Caring for someone with Alzheimer's disease can be a challenging and stressful experience, particularly when it comes to managing their finances. As cognitive function declines, individuals with Alzheimer's may have difficulty managing their own finances and may require assistance from a caregiver. In this blog post, we will discuss specific strategies for managing finances while helping someone with Alzheimer's.
Organize financial documents
Organizing financial documents can help you keep track of your loved one's finances and ensure that bills are paid on time. You may want to create a filing system that includes bills, bank statements, tax documents, and other financial records. You can also use software programs, such as Quicken or Mint, to track expenses and manage budgets. Organizing financial documents can help reduce stress and ensure that bills are paid on time.
Set up automatic bill pay
Setting up automatic bill pay can be a useful tool to ensure that bills are paid on time. You can set up automatic bill pay for utilities, credit cards, and other recurring bills. This can help reduce the risk of missed payments and late fees. Be sure to review your loved one's bills regularly to ensure that payments are being made correctly.
Monitor bank accounts
Monitoring bank accounts can help you detect any unusual activity, such as unauthorized withdrawals or fraudulent charges. You may want to set up online banking or mobile banking alerts to notify you of any unusual activity. It's important to review bank statements regularly and ensure that all transactions are legitimate.
Consider a power of attorney
A power of attorney is a legal document that allows someone to make financial decisions on behalf of another person. If your loved one is still in the early stages of Alzheimer's, it may be a good idea to consider a power of attorney. This can help ensure that their finances are managed properly and can help reduce the risk of financial exploitation.
Review insurance policies
Reviewing insurance policies can help ensure that your loved one is adequately covered for medical expenses and other costs. You may want to review health insurance policies, long-term care insurance policies, and life insurance policies. It's important to understand what is covered under each policy and to ensure that your loved one has the appropriate coverage.
Be aware of financial scams
Financial scams can be a common problem for older adults, particularly those with cognitive impairment. It's important to be aware of common scams, such as phishing scams, telemarketing scams, and identity theft. You can help protect your loved one by reviewing their phone and email correspondence and ensuring that they are not being targeted by scammers.
Seek professional help
Managing finances for someone with Alzheimer's can be a complex and challenging task. You may want to consider seeking professional help from a financial planner or an elder law attorney. These professionals can provide guidance on managing finances, creating a budget, and protecting your loved one's assets.
Managing finances for someone with Alzheimer's can be a stressful and challenging experience.
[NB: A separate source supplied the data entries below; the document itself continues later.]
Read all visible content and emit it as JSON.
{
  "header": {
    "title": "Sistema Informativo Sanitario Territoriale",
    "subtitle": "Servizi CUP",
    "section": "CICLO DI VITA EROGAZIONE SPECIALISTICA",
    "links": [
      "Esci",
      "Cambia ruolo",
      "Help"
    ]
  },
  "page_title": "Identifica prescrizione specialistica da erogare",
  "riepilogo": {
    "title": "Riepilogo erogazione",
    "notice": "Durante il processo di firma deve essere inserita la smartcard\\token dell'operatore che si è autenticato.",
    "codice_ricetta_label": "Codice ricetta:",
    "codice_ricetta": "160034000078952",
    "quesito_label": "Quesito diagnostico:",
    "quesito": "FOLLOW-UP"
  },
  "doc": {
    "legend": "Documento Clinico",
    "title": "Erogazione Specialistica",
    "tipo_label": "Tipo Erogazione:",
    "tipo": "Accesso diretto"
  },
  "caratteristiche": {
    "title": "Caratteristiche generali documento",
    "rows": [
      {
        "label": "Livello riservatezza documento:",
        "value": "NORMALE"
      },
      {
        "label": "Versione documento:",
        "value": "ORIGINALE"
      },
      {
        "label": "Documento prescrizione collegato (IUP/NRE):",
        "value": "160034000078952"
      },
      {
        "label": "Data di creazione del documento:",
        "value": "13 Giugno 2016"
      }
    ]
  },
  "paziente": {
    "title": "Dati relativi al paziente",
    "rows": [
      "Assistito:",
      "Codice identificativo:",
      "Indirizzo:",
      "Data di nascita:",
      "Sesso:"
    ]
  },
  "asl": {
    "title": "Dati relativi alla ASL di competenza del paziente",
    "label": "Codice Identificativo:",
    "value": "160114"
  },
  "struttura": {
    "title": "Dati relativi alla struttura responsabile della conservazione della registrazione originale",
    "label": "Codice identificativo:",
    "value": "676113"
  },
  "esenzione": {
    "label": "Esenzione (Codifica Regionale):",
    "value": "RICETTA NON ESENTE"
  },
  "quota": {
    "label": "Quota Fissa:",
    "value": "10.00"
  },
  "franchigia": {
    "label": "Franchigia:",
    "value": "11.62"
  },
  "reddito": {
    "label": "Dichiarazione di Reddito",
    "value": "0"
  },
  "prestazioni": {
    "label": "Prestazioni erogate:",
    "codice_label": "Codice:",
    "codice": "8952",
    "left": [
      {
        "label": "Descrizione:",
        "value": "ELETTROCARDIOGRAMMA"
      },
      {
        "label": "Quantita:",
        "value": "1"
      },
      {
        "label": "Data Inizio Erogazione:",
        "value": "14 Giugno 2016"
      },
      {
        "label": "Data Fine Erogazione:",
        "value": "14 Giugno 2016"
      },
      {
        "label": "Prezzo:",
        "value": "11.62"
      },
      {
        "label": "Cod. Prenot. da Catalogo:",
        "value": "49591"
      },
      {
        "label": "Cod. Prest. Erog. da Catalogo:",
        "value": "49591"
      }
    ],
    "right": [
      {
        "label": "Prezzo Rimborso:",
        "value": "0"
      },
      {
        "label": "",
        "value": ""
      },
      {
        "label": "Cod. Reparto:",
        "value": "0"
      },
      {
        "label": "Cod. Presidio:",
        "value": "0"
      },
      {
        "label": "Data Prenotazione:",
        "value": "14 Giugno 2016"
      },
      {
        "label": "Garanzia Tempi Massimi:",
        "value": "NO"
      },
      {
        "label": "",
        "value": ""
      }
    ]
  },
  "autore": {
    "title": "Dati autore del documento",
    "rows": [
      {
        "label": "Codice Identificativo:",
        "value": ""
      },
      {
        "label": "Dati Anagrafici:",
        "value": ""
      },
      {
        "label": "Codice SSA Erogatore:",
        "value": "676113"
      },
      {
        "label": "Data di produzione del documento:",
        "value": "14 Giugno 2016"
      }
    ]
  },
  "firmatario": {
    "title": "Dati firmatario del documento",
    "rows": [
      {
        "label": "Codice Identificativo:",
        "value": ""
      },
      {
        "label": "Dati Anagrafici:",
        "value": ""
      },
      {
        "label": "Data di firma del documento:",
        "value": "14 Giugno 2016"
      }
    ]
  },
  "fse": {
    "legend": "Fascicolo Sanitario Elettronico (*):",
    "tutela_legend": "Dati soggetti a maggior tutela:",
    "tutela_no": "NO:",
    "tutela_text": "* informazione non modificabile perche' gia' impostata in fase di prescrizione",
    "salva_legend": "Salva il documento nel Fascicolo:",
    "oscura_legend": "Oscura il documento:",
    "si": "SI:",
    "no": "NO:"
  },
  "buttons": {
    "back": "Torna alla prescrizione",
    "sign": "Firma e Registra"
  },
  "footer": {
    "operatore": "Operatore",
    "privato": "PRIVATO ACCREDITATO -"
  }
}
By organizing financial documents, setting up automatic bill pay, monitoring bank accounts, considering a power of attorney, reviewing insurance policies, being aware of financial scams, and seeking professional help, you can help ensure that your loved one's finances are managed properly. Remember, every person with Alzheimer's is unique, and it may take time to find the strategies that work best for your loved one. With patience and persistence, you can help protect their assets and ensure their financial security.